     else if(var.type() == typeid(int)) {
         int errCode = std::any_cast<int>(var);
         std::cout << "Error code for key=" << key << ": " << errCode << '\n';


Both this post and the Old School Ways of Handling Status and Error Conditions post looked at ways of returning statuses or error codes from a subroutine or function that might also return values. The old school ways still work, but modern C++ (C++11 and later) has provided many more ways of returning either a status or error code, or a valid value.

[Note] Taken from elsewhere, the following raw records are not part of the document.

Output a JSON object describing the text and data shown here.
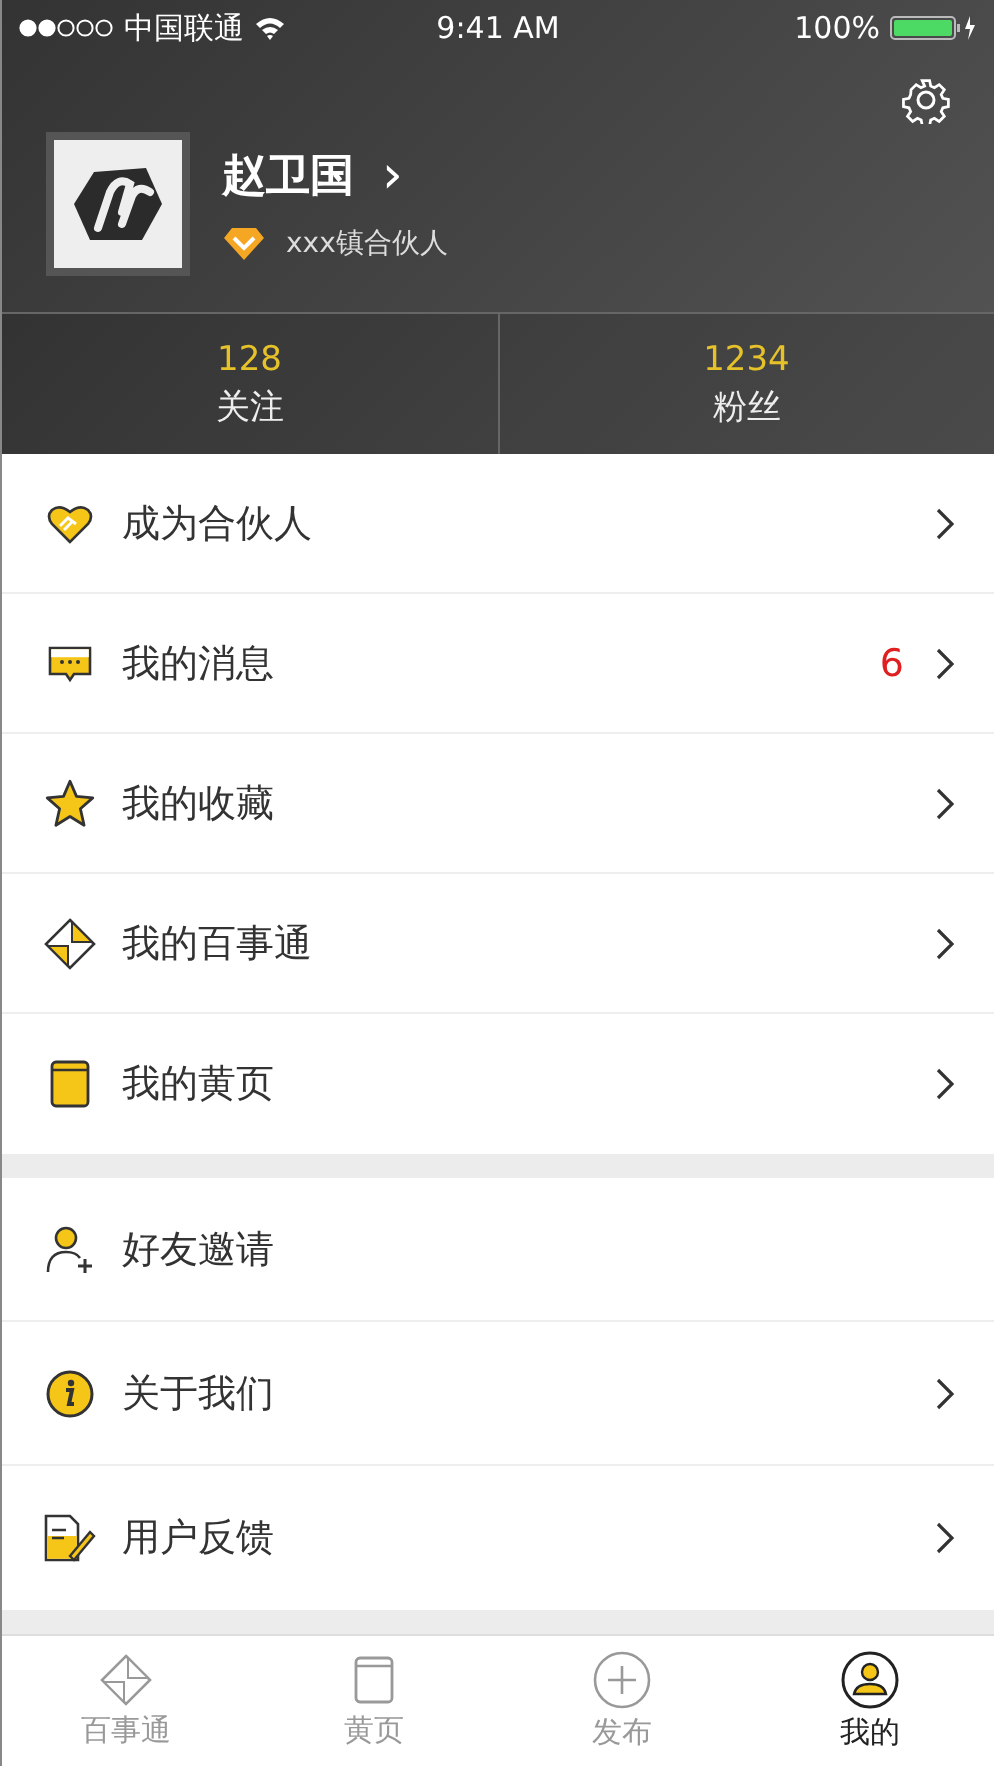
{
  "status_bar": {
    "carrier": "中国联通",
    "time": "9:41 AM",
    "battery": "100%"
  },
  "profile": {
    "name": "赵卫国",
    "name_chevron": "›",
    "role": "xxx镇合伙人"
  },
  "stats": [
    {
      "value": "128",
      "label": "关注"
    },
    {
      "value": "1234",
      "label": "粉丝"
    }
  ],
  "menu_groups": [
    [
      {
        "kind": "handshake",
        "label": "成为合伙人",
        "chevron": true
      },
      {
        "kind": "message",
        "label": "我的消息",
        "badge": "6",
        "chevron": true
      },
      {
        "kind": "star",
        "label": "我的收藏",
        "chevron": true
      },
      {
        "kind": "diamond",
        "label": "我的百事通",
        "chevron": true
      },
      {
        "kind": "book",
        "label": "我的黄页",
        "chevron": true
      }
    ],
    [
      {
        "kind": "invite",
        "label": "好友邀请",
        "chevron": false
      },
      {
        "kind": "info",
        "label": "关于我们",
        "chevron": true
      },
      {
        "kind": "feedback",
        "label": "用户反馈",
        "chevron": true
      }
    ]
  ],
  "tab_bar": [
    {
      "kind": "diamond",
      "label": "百事通",
      "selected": false
    },
    {
      "kind": "book",
      "label": "黄页",
      "selected": false
    },
    {
      "kind": "plus",
      "label": "发布",
      "selected": false
    },
    {
      "kind": "user",
      "label": "我的",
      "selected": true
    }
  ]
}
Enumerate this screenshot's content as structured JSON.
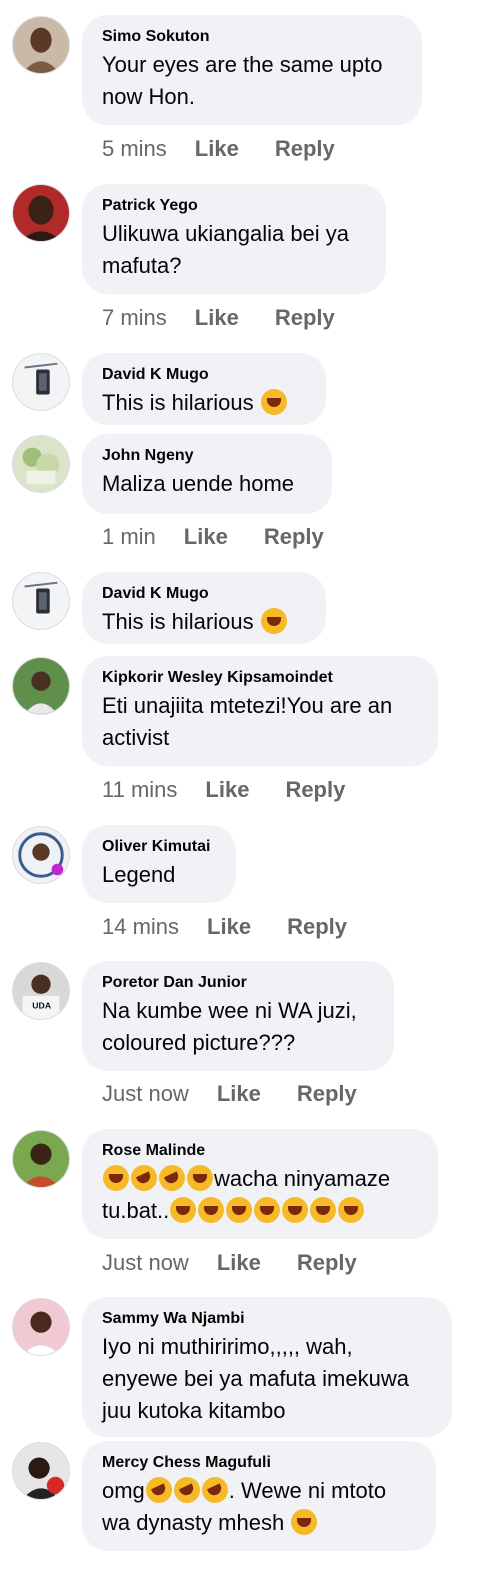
{
  "comments": [
    {
      "name": "Simo Sokuton",
      "text": "Your eyes are the same upto now Hon.",
      "time": "5 mins",
      "like": "Like",
      "reply": "Reply"
    },
    {
      "name": "Patrick Yego",
      "text": "Ulikuwa ukiangalia bei ya mafuta?",
      "time": "7 mins",
      "like": "Like",
      "reply": "Reply"
    },
    {
      "name": "David K Mugo",
      "text": "This is hilarious"
    },
    {
      "name": "John Ngeny",
      "text": "Maliza uende home",
      "time": "1 min",
      "like": "Like",
      "reply": "Reply"
    },
    {
      "name": "David K Mugo",
      "text": "This is hilarious"
    },
    {
      "name": "Kipkorir Wesley Kipsamoindet",
      "text": "Eti unajiita mtetezi!You are an activist",
      "time": "11 mins",
      "like": "Like",
      "reply": "Reply"
    },
    {
      "name": "Oliver Kimutai",
      "text": "Legend",
      "time": "14 mins",
      "like": "Like",
      "reply": "Reply"
    },
    {
      "name": "Poretor Dan Junior",
      "text": "Na kumbe wee ni WA juzi, coloured picture???",
      "time": "Just now",
      "like": "Like",
      "reply": "Reply"
    },
    {
      "name": "Rose Malinde",
      "text_a": "wacha ninyamaze",
      "text_b": "tu.bat..",
      "time": "Just now",
      "like": "Like",
      "reply": "Reply"
    },
    {
      "name": "Sammy Wa Njambi",
      "text": "Iyo ni muthiririmo,,,,, wah, enyewe bei ya mafuta imekuwa juu kutoka kitambo"
    },
    {
      "name": "Mercy Chess Magufuli",
      "text_a": "omg",
      "text_b": ". Wewe ni mtoto",
      "text_c": "wa dynasty mhesh"
    }
  ],
  "avatar_badge_text": "UDA"
}
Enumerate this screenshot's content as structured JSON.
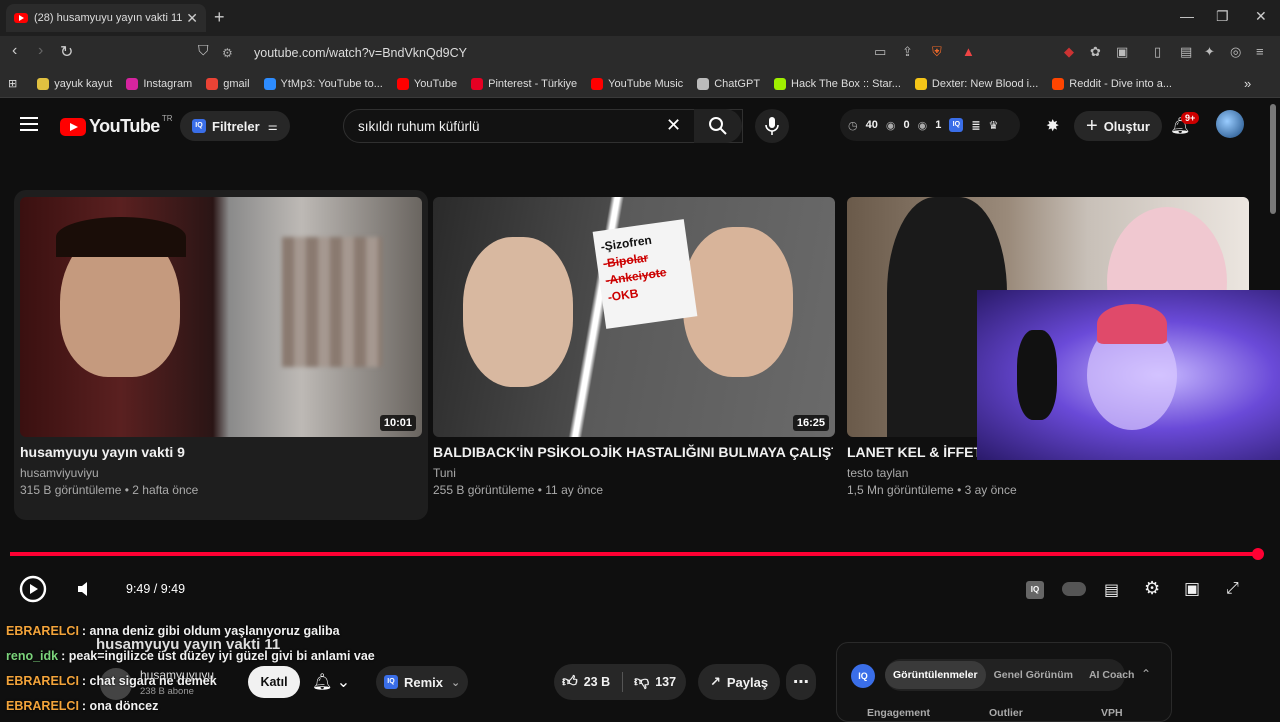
{
  "browser": {
    "tab_title": "(28) husamyuyu yayın vakti 11 -",
    "url": "youtube.com/watch?v=BndVknQd9CY",
    "bookmarks": [
      {
        "label": "yayuk kayut",
        "color": "#e0c040"
      },
      {
        "label": "Instagram",
        "color": "#d6249f"
      },
      {
        "label": "gmail",
        "color": "#ea4335"
      },
      {
        "label": "YtMp3: YouTube to...",
        "color": "#2d8cff"
      },
      {
        "label": "YouTube",
        "color": "#ff0000"
      },
      {
        "label": "Pinterest - Türkiye",
        "color": "#e60023"
      },
      {
        "label": "YouTube Music",
        "color": "#ff0000"
      },
      {
        "label": "ChatGPT",
        "color": "#bbbbbb"
      },
      {
        "label": "Hack The Box :: Star...",
        "color": "#9fef00"
      },
      {
        "label": "Dexter: New Blood i...",
        "color": "#f5c518"
      },
      {
        "label": "Reddit - Dive into a...",
        "color": "#ff4500"
      }
    ]
  },
  "yt_header": {
    "logo_text": "YouTube",
    "country": "TR",
    "filters_label": "Filtreler",
    "search_value": "sıkıldı ruhum küfürlü",
    "stats": [
      "40",
      "0",
      "1"
    ],
    "create_label": "Oluştur",
    "notifications": "9+"
  },
  "videos": [
    {
      "title": "husamyuyu yayın vakti 9",
      "channel": "husamviyuviyu",
      "meta": "315 B görüntüleme • 2 hafta önce",
      "duration": "10:01"
    },
    {
      "title": "BALDIBACK'İN PSİKOLOJİK HASTALIĞINI BULMAYA ÇALIŞTIM",
      "channel": "Tuni",
      "meta": "255 B görüntüleme • 11 ay önce",
      "duration": "16:25",
      "thumb_note": [
        "-Şizofren",
        "-Bipolar",
        "-Ankeiyote",
        "-OKB"
      ]
    },
    {
      "title": "LANET KEL & İFFETS",
      "channel": "testo taylan",
      "meta": "1,5 Mn görüntüleme • 3 ay önce",
      "duration": ""
    }
  ],
  "player": {
    "time": "9:49 / 9:49",
    "progress": 1.0,
    "accent": "#ff0033"
  },
  "chat": [
    {
      "user": "EBRARELCI",
      "msg": ": anna deniz gibi oldum yaşlanıyoruz galiba",
      "color": "orange"
    },
    {
      "user": "reno_idk",
      "msg": ": peak=ingilizce üst düzey iyi güzel givi bi anlami vae",
      "color": "green"
    },
    {
      "user": "EBRARELCI",
      "msg": ": chat sigara ne demek",
      "color": "orange"
    },
    {
      "user": "EBRARELCI",
      "msg": ": ona döncez",
      "color": "orange"
    }
  ],
  "below": {
    "video_title": "husamyuyu yayın vakti 11",
    "channel_name": "husamyuyuyu",
    "subs": "238 B abone",
    "join_label": "Katıl",
    "remix_label": "Remix",
    "likes": "23 B",
    "dislikes": "137",
    "share_label": "Paylaş",
    "iq_tabs": [
      "Görüntülenmeler",
      "Genel Görünüm",
      "AI Coach"
    ],
    "iq_columns": [
      "Engagement",
      "Outlier",
      "VPH"
    ]
  }
}
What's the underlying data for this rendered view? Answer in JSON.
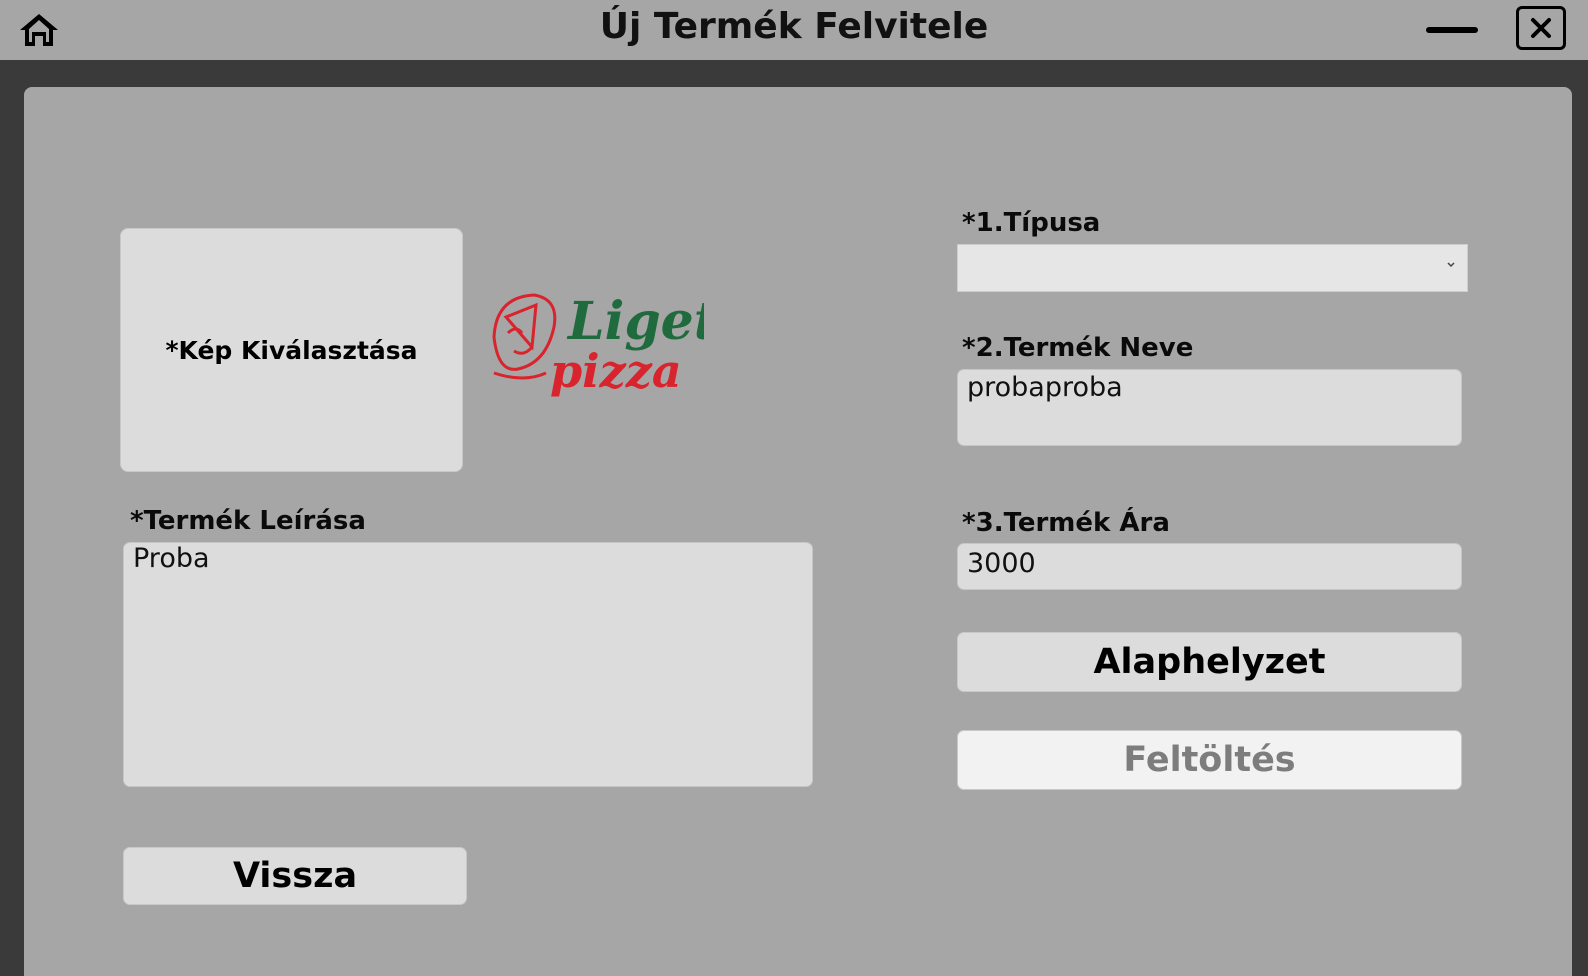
{
  "window": {
    "title": "Új Termék Felvitele",
    "home_icon": "home-icon",
    "minimize_icon": "minimize-icon",
    "close_icon": "close-icon"
  },
  "image_picker": {
    "label": "*Kép Kiválasztása"
  },
  "logo": {
    "line1": "Liget",
    "line2": "pizza",
    "colors": {
      "green": "#1f6b3d",
      "red": "#d9232d"
    }
  },
  "description": {
    "label": "*Termék Leírása",
    "value": "Proba"
  },
  "type_field": {
    "label": "*1.Típusa",
    "value": ""
  },
  "name_field": {
    "label": "*2.Termék Neve",
    "value": "probaproba"
  },
  "price_field": {
    "label": "*3.Termék Ára",
    "value": "3000"
  },
  "buttons": {
    "reset": "Alaphelyzet",
    "upload": "Feltöltés",
    "back": "Vissza"
  }
}
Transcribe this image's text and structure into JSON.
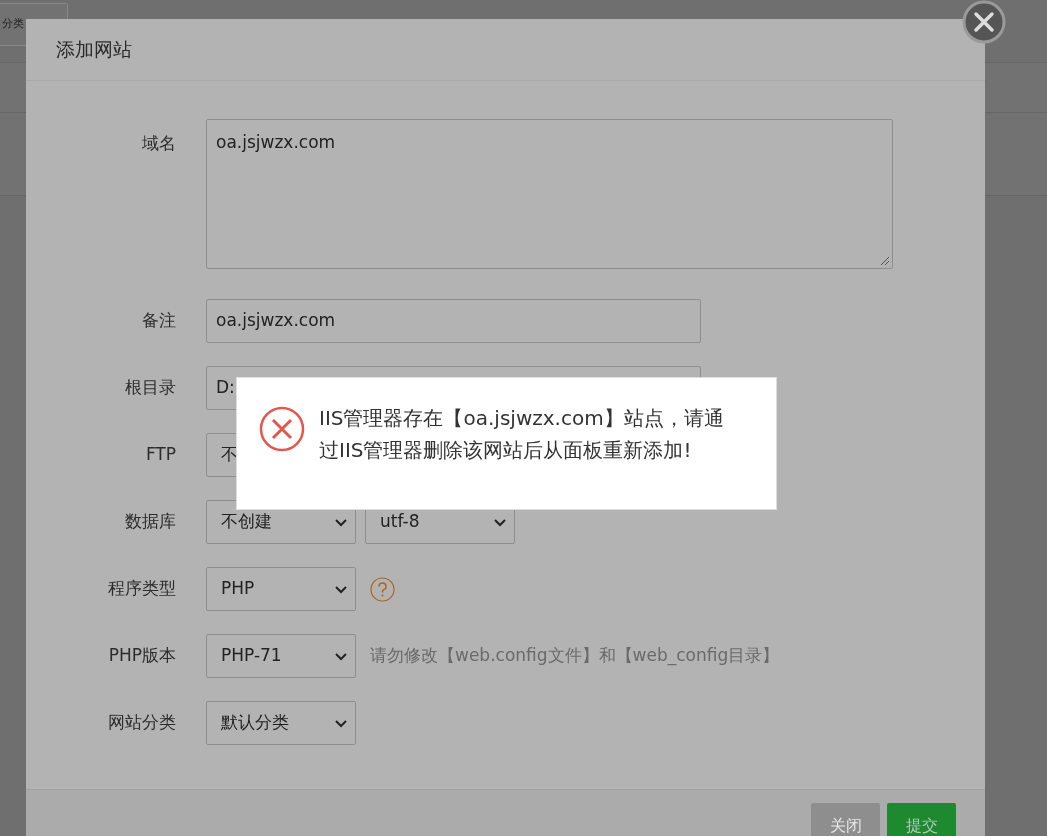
{
  "background": {
    "button": "分类"
  },
  "dialog": {
    "title": "添加网站",
    "fields": [
      {
        "kind": "textarea",
        "label": "域名",
        "value": "oa.jsjwzx.com"
      },
      {
        "kind": "input",
        "label": "备注",
        "value": "oa.jsjwzx.com"
      },
      {
        "kind": "input",
        "label": "根目录",
        "value": "D:"
      },
      {
        "kind": "covered-select",
        "label": "FTP",
        "value": "不"
      },
      {
        "kind": "selects",
        "label": "数据库",
        "values": [
          "不创建",
          "utf-8"
        ]
      },
      {
        "kind": "select",
        "label": "程序类型",
        "value": "PHP",
        "help": true
      },
      {
        "kind": "select",
        "label": "PHP版本",
        "value": "PHP-71",
        "hint": "请勿修改【web.config文件】和【web_config目录】"
      },
      {
        "kind": "select",
        "label": "网站分类",
        "value": "默认分类"
      }
    ],
    "buttons": [
      {
        "label": "关闭",
        "kind": "secondary"
      },
      {
        "label": "提交",
        "kind": "primary"
      }
    ]
  },
  "alert": {
    "kind": "error",
    "message": "IIS管理器存在【oa.jsjwzx.com】站点，请通过IIS管理器删除该网站后从面板重新添加!"
  }
}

So, what would I use? For cases where there is a special output value that indicates an operation has failed, then I would use std::optional with no value indicating the failure. For functions where the returned value could be either a valid value or one of a number of different statuses or error codes, then I would use std::pair or std::tuple along with structured bindings (or std::tie until structured bindings are available in Visual C++) to retrieve the values. These object types are the simplest to use; there is no question about what the returned values are, and are the simplest to retrieve the values from. For error conditions where program termination or lengthy recovery procedures are needed, then I would throw an exception to indicate the error condition.